But I trust Alastair Hook to get it right. I think we can expect to see the recipe tinkered with for some time to come. Meantime’s wheat beer was pretty dull at first, but has evolved into a thing of beauty (especially in its strong 6.5% grand cru incarnation).

I also suspect that we’ll see a “Taste the Difference” stout in Sainsbury’s in the next year or so, based on this recipe.

Beer history london

Pimlico Ale – update

We found another book that mentions Pimlico Ale, which I spoke about in this post a few days ago.

William Carey, in his weird, limited edition history of the area, published in 1986, writes:

The most popular ale drunk in London between 1570 and 1700 was ‘Pimlico Ale’ otherwise known as ‘Derby Red Cap’ from the pink tinge of its frothy head.
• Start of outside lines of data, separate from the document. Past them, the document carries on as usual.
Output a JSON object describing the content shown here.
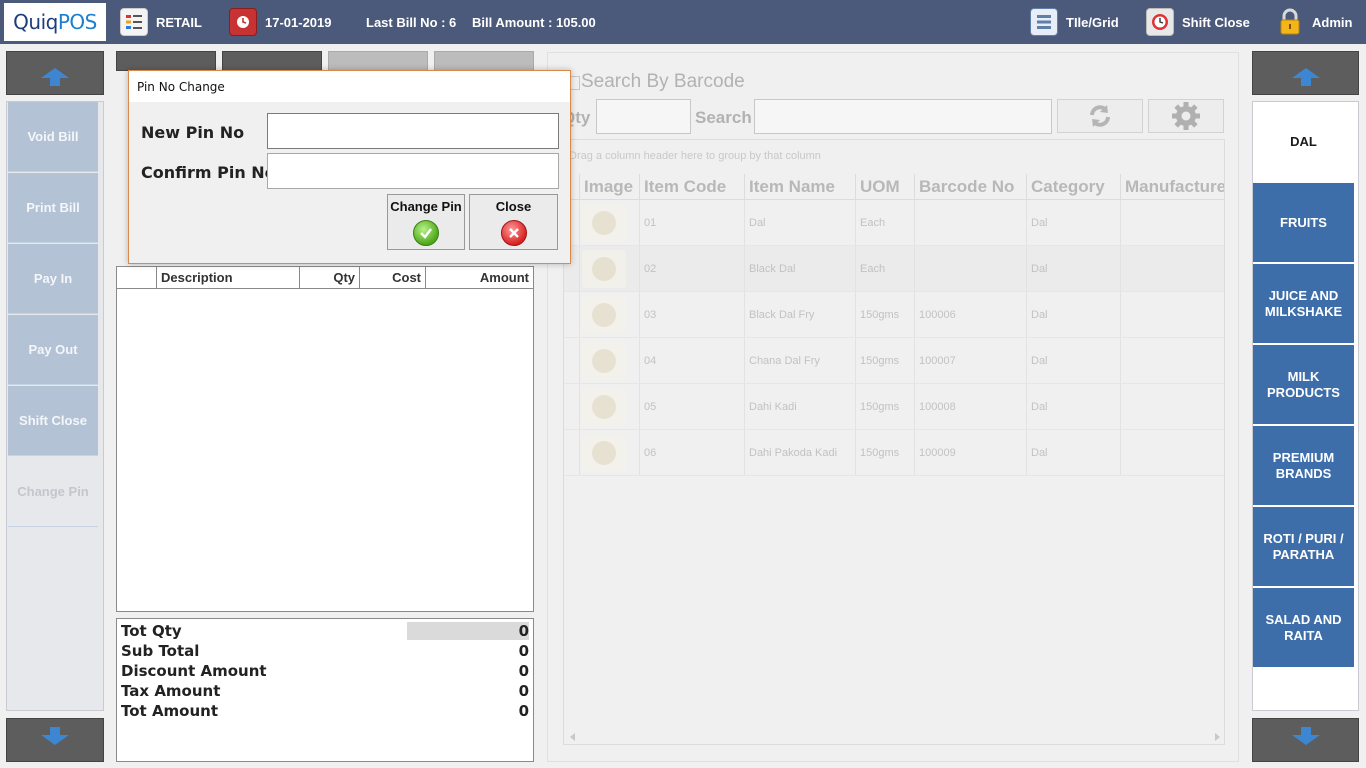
{
  "topbar": {
    "logo_a": "Quiq",
    "logo_b": "POS",
    "mode": "RETAIL",
    "date": "17-01-2019",
    "last_bill": "Last Bill No : 6",
    "bill_amount": "Bill Amount : 105.00",
    "tile_grid": "TIle/Grid",
    "shift_close": "Shift Close",
    "user": "Admin"
  },
  "left_actions": [
    "Void Bill",
    "Print Bill",
    "Pay In",
    "Pay Out",
    "Shift Close",
    "Change Pin"
  ],
  "bill": {
    "columns": [
      "Description",
      "Qty",
      "Cost",
      "Amount"
    ]
  },
  "totals": [
    {
      "label": "Tot Qty",
      "value": "0"
    },
    {
      "label": "Sub Total",
      "value": "0"
    },
    {
      "label": "Discount Amount",
      "value": "0"
    },
    {
      "label": "Tax Amount",
      "value": "0"
    },
    {
      "label": "Tot Amount",
      "value": "0"
    }
  ],
  "search": {
    "title": "Search By Barcode",
    "qty_label": "Qty",
    "search_label": "Search"
  },
  "grid": {
    "group_hint": "Drag a column header here to group by that column",
    "columns": [
      "Image",
      "Item Code",
      "Item Name",
      "UOM",
      "Barcode No",
      "Category",
      "Manufacture"
    ],
    "rows": [
      {
        "code": "01",
        "name": "Dal",
        "uom": "Each",
        "barcode": "",
        "category": "Dal"
      },
      {
        "code": "02",
        "name": "Black Dal",
        "uom": "Each",
        "barcode": "",
        "category": "Dal"
      },
      {
        "code": "03",
        "name": "Black Dal Fry",
        "uom": "150gms",
        "barcode": "100006",
        "category": "Dal"
      },
      {
        "code": "04",
        "name": "Chana Dal Fry",
        "uom": "150gms",
        "barcode": "100007",
        "category": "Dal"
      },
      {
        "code": "05",
        "name": "Dahi Kadi",
        "uom": "150gms",
        "barcode": "100008",
        "category": "Dal"
      },
      {
        "code": "06",
        "name": "Dahi Pakoda Kadi",
        "uom": "150gms",
        "barcode": "100009",
        "category": "Dal"
      }
    ]
  },
  "categories": [
    "DAL",
    "FRUITS",
    "JUICE AND MILKSHAKE",
    "MILK PRODUCTS",
    "PREMIUM BRANDS",
    "ROTI / PURI / PARATHA",
    "SALAD AND RAITA"
  ],
  "dialog": {
    "title": "Pin No Change",
    "new_pin_label": "New Pin No",
    "confirm_pin_label": "Confirm Pin No",
    "new_pin_value": "",
    "confirm_pin_value": "",
    "change_btn": "Change Pin",
    "close_btn": "Close"
  },
  "colors": {
    "topbar": "#4b5a7b",
    "category": "#3d6ea9",
    "left_action": "#b4c2d6",
    "dialog_border": "#d98a4a"
  }
}
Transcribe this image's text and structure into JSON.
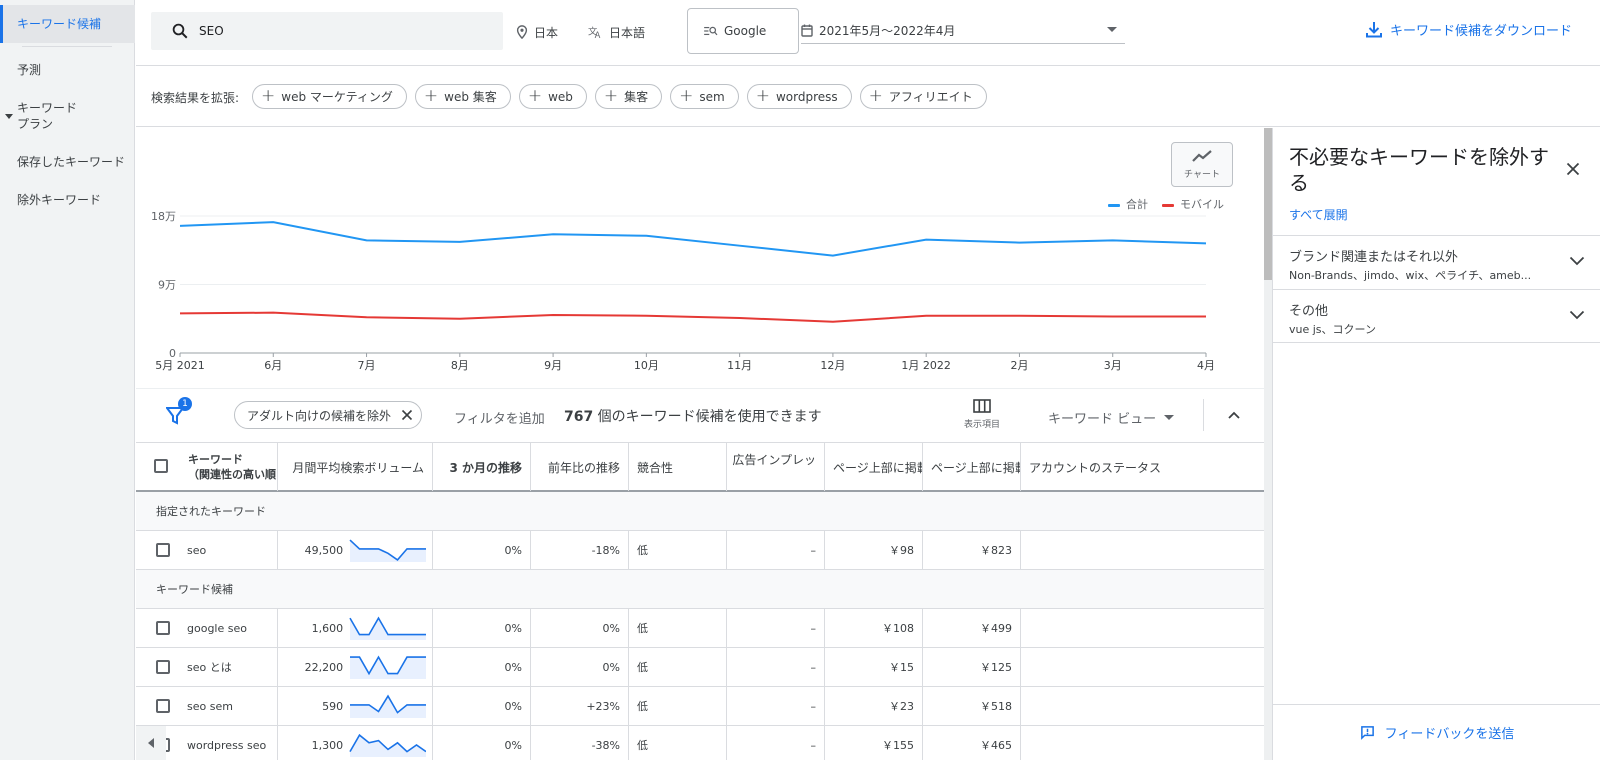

At first produced only in Derbyshire at a farm location named “Pimlico”, it was brought to London in huge barrels down the Watling Way.

This is very interesting. What makes the head pink/red? Fruit could, but the head on some imperial stouts is reddish brown. More research needed – in books on Derbyshire, perhaps…?


How to order a beer in Spain

Bailey and I said we’d try to keep this blog positive, so I’m not going to start with a rant about the poor quality of Spanish lager. Tempted as I am.

Instead, some cultural notes on ordering beer. “Dos cervezas, por favor” will work, but you won’t sound like a native.

Firstly, the Spanish rarely say “por favor”. They’re not being rude, we’re just overly polite.

Secondly, as in England, you don’t order “a beer”; instead you specify the measure, or rather, the type of glass.

To confuse things further, there’s no such thing as a standard measure, and the various glasses have different names, depending on what part of the country you’re in. In Andalucia, the following generally works;

  • Una caña – (CAnya)– a measure of around 200 / 250 ml, can be smaller;
  • Un tubo – (Too-bo)– a tall glass, usually holds around 330ml;
  • Una jarra – (HArra – the “j” sounds like “ch” in “loch”, and you should roll the “r”s) – if they have them, this will usually be a pint measure, sometimes in a dimpled mug.

Dos canas
Dos cañas

There is no shame in ordering a caña, even if you’re a bloke.

Also to note – bottled beer is more expensive than stuff from the tap (de grifo), and it’s more expensive to drink outside on the terrace than inside. Sitting at the bar itself can be even cheaper.